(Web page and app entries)

=====

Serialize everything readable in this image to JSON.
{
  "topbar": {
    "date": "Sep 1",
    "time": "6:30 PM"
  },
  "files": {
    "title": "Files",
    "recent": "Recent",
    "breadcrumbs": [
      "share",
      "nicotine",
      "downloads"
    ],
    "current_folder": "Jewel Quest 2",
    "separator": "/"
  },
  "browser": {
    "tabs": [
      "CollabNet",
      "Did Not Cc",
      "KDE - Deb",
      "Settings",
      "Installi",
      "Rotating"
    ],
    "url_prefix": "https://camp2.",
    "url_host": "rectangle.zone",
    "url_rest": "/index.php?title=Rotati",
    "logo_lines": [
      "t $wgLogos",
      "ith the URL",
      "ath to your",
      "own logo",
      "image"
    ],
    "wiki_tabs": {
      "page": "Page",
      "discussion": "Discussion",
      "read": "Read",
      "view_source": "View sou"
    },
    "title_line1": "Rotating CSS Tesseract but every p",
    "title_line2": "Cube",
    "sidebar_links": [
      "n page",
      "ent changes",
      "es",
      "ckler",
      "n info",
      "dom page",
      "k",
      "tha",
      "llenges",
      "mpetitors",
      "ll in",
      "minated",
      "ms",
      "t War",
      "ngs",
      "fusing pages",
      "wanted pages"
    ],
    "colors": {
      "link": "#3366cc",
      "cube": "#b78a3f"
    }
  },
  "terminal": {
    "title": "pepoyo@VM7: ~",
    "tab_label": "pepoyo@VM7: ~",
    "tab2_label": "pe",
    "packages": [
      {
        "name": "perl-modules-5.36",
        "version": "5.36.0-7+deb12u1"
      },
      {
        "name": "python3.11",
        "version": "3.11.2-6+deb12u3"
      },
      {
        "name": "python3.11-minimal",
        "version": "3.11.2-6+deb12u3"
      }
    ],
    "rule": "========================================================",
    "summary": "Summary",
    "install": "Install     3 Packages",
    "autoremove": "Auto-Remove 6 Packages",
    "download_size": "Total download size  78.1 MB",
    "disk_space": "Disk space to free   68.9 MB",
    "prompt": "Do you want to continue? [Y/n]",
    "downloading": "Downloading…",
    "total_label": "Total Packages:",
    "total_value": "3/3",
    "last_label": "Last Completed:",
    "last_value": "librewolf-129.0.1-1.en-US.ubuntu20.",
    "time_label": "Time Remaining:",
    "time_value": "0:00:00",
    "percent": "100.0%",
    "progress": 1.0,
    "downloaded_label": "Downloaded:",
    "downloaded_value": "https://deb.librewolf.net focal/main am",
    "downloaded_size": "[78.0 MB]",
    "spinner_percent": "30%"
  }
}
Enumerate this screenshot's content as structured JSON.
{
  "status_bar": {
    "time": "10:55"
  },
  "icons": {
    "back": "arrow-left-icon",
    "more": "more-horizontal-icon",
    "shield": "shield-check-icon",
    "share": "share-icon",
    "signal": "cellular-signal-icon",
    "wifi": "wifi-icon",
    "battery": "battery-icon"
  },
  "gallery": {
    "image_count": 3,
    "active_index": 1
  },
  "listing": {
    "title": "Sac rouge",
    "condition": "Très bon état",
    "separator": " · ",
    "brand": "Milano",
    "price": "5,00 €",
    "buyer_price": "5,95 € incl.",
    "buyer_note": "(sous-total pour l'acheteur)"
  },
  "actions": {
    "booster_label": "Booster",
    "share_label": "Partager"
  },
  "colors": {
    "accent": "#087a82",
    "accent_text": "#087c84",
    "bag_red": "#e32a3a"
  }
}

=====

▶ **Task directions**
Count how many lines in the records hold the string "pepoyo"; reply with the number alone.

▶ **Answer box**
2